The CRCLCL is developing a decision-support tool that bridges the gap between research and practical application in urban microclimates by helping governments, developers and planners to mitigate vulnerability to urban heat island effects.
This strategy provides urban overheating mitigation recommendations to support the strategic planning of Sydney 2050 based on in-depth research conducted by the Cooperative Research Centre for Low Carbon Living (CRCLCL) and the University of New South Wales (UNSW).
Urban areas are usually warmer than their rural surroundings, a phenomenon known as the “heat island effect.” As cities develop, more vegetation is lost and more surfaces are paved or covered with buildings.
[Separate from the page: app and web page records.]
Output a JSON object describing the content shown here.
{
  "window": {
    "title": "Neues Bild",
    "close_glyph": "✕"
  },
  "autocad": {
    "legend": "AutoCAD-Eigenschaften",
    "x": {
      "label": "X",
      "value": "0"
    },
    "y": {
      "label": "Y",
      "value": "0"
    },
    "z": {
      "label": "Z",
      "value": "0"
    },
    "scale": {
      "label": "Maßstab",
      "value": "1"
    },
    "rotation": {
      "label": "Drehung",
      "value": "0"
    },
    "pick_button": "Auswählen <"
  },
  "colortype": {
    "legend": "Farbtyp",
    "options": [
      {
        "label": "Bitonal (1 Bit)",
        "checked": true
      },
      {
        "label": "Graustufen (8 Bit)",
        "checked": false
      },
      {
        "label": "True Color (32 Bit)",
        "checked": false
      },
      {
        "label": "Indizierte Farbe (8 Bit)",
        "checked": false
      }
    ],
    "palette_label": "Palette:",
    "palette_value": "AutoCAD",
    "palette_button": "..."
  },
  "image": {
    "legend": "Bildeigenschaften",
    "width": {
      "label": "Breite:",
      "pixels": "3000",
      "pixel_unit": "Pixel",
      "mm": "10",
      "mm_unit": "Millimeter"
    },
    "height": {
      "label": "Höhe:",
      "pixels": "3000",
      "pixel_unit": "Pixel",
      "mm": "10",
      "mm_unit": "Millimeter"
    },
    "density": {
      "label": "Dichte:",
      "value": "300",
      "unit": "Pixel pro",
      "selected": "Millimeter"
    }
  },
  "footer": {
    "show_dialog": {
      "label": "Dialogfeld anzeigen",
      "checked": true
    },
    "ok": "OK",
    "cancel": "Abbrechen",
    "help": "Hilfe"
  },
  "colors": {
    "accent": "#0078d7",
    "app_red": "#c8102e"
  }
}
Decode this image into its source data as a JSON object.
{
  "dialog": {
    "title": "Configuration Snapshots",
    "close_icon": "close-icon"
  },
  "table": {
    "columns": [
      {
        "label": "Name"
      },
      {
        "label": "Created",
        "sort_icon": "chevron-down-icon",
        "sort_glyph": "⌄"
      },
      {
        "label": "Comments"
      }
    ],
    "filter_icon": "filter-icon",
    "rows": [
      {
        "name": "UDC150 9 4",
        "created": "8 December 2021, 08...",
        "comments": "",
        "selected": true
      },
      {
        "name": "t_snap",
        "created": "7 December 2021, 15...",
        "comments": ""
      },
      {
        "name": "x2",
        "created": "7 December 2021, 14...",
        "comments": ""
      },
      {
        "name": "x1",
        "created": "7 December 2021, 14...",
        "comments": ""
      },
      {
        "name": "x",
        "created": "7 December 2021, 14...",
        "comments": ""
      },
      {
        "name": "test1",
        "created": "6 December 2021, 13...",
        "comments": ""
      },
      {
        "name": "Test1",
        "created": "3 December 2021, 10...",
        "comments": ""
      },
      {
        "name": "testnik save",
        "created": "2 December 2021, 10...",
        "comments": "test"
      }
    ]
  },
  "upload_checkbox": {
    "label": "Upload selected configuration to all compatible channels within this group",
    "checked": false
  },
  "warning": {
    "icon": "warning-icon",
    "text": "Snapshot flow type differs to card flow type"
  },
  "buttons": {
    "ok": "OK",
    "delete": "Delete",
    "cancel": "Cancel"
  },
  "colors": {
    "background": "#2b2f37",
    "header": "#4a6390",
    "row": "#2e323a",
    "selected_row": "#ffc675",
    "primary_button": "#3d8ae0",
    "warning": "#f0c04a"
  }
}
The change in ground cover results in less shade and moisture to keep urban areas cool.
Urban spaces are experiencing warmer microclimates as the combined result of climate change and the Urban Heat Island (UHI) effect. While climate change projections indicate a likely increase of 2°C in Australia by 2070, an additional heat load of 10°C exists in the built environment.